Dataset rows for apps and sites
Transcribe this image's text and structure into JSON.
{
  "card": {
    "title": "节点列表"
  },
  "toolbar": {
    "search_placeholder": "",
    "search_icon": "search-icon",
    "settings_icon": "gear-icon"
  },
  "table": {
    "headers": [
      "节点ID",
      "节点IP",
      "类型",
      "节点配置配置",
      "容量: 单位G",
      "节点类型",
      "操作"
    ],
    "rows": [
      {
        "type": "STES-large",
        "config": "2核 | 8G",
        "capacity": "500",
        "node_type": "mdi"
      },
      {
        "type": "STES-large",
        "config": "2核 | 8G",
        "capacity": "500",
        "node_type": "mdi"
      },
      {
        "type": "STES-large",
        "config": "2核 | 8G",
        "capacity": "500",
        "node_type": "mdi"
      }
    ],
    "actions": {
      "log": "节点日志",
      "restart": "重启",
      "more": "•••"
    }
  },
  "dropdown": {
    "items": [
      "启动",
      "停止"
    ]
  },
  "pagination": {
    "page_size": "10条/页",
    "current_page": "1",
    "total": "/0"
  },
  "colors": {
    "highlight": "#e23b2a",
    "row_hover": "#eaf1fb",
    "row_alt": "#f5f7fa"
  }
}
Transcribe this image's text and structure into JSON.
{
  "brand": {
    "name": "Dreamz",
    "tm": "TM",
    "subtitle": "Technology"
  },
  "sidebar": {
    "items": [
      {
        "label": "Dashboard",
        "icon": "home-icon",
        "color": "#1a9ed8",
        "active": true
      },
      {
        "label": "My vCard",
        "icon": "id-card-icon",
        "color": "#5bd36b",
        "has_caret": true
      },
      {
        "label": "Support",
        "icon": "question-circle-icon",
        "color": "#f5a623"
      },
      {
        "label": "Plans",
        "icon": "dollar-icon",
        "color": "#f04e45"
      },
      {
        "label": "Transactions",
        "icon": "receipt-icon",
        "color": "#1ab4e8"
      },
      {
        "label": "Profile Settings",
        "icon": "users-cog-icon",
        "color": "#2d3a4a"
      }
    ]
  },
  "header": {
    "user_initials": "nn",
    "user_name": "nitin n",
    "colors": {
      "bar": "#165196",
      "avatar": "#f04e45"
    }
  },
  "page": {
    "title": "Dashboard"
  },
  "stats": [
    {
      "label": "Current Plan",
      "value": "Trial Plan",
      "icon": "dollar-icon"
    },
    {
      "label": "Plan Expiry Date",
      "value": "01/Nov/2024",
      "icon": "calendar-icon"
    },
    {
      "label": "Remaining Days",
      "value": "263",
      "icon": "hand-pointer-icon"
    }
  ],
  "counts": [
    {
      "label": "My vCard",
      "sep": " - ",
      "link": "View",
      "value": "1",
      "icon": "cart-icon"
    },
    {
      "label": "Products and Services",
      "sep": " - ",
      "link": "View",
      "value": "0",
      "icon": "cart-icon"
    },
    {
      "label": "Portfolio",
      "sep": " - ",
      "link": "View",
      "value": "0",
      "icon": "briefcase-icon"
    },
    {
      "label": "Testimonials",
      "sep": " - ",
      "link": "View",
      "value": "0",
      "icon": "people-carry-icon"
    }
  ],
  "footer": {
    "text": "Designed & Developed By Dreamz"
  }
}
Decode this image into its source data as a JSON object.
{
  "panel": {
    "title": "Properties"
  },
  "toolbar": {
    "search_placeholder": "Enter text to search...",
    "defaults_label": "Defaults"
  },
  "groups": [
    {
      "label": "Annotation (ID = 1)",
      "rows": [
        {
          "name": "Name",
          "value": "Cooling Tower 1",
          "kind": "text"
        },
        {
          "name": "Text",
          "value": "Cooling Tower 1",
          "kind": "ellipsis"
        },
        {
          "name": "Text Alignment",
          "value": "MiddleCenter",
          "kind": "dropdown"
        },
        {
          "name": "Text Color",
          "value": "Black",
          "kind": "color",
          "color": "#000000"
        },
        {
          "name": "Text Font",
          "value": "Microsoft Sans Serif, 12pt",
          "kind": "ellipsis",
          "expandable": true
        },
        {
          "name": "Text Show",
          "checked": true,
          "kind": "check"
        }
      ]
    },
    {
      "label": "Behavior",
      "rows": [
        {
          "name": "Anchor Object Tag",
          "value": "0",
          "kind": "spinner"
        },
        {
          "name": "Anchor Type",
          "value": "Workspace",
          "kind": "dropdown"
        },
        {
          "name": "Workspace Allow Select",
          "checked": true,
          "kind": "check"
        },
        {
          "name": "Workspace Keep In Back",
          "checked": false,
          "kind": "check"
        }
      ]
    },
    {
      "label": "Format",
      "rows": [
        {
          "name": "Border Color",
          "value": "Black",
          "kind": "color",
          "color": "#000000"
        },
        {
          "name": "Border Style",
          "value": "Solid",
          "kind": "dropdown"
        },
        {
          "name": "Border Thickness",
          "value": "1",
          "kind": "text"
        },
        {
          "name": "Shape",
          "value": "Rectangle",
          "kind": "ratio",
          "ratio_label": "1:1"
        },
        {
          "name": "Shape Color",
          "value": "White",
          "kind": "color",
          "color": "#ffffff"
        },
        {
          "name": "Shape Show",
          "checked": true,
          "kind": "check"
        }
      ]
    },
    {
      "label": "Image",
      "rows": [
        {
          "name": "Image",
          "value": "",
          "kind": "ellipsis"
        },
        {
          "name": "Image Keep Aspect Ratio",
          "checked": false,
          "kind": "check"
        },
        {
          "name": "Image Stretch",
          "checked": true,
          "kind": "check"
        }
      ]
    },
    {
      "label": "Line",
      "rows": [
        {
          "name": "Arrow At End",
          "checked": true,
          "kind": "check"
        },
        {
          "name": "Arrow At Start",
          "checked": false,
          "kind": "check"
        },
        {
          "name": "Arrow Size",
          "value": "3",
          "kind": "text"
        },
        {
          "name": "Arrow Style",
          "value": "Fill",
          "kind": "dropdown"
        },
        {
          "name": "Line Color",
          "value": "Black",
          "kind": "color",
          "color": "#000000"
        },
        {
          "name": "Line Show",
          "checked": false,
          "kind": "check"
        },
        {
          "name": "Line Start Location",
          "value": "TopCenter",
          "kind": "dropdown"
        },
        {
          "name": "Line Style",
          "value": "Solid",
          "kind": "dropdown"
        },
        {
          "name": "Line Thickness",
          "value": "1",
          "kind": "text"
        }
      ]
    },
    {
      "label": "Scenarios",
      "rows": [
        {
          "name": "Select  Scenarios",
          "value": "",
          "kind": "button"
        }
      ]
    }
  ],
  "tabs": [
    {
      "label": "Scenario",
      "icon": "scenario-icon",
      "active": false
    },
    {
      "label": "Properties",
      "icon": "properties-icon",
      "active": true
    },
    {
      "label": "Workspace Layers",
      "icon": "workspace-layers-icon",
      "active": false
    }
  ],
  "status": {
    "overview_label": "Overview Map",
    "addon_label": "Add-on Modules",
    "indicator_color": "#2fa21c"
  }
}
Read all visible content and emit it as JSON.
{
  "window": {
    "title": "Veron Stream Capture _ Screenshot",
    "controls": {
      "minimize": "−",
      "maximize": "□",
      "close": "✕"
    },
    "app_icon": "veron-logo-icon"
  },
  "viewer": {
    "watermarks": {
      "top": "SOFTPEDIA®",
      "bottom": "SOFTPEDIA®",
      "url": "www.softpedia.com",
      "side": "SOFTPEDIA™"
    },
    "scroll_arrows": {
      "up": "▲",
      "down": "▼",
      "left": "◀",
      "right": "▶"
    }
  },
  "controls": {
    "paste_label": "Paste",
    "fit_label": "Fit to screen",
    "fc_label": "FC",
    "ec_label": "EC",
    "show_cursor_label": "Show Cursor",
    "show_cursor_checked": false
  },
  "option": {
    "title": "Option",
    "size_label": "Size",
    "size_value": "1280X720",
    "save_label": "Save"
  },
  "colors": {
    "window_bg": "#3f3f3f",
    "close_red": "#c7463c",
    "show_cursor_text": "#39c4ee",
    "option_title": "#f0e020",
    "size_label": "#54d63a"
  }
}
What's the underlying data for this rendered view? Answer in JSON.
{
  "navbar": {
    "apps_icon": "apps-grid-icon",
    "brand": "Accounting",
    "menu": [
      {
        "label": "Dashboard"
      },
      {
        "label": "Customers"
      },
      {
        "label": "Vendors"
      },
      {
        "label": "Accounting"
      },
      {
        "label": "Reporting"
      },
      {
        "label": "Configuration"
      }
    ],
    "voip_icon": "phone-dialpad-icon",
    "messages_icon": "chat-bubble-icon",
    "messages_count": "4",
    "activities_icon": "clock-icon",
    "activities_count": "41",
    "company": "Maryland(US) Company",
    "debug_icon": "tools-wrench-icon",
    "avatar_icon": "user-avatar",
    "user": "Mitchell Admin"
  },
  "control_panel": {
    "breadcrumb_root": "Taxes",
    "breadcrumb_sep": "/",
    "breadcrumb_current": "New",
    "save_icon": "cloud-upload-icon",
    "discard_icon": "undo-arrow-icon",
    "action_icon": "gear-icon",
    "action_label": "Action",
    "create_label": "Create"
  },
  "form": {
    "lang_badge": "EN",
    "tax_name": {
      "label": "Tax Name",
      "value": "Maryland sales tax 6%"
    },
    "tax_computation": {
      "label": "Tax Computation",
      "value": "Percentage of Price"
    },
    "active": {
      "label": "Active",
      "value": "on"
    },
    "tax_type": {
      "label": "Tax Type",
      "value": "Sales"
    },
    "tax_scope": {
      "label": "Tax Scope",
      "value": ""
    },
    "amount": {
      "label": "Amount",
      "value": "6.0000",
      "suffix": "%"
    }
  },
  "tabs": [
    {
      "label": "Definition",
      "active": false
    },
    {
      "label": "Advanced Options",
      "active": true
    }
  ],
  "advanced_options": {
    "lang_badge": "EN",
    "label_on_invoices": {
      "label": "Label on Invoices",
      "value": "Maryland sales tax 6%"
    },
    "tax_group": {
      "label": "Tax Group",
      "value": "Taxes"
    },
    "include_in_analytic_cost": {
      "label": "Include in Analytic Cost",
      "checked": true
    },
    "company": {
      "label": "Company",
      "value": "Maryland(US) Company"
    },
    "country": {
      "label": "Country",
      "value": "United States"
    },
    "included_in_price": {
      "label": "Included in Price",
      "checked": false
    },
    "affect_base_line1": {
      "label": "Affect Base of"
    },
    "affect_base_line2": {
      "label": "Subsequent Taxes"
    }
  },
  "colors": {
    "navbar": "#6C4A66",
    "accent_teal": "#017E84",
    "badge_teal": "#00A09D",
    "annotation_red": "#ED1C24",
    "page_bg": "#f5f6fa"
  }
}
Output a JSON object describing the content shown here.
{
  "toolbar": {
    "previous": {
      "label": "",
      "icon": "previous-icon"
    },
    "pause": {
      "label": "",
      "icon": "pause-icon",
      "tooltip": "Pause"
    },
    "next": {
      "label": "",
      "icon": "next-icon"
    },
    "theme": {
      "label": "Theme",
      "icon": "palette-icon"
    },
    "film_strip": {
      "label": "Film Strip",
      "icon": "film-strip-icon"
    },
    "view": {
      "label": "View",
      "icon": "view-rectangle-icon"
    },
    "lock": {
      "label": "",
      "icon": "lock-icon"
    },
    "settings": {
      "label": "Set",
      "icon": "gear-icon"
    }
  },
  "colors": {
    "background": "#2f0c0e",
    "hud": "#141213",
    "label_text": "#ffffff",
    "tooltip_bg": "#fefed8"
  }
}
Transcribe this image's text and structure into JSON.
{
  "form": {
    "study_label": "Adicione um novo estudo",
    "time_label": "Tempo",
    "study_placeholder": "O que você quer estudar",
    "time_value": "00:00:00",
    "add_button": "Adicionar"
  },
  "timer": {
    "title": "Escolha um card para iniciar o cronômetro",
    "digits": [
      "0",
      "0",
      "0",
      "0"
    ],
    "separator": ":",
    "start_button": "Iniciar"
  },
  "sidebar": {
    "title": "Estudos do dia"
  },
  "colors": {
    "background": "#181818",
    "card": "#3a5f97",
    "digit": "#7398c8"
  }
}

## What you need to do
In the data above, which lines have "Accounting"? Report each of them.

## Exercise solution
    "brand": "Accounting",
        "label": "Accounting"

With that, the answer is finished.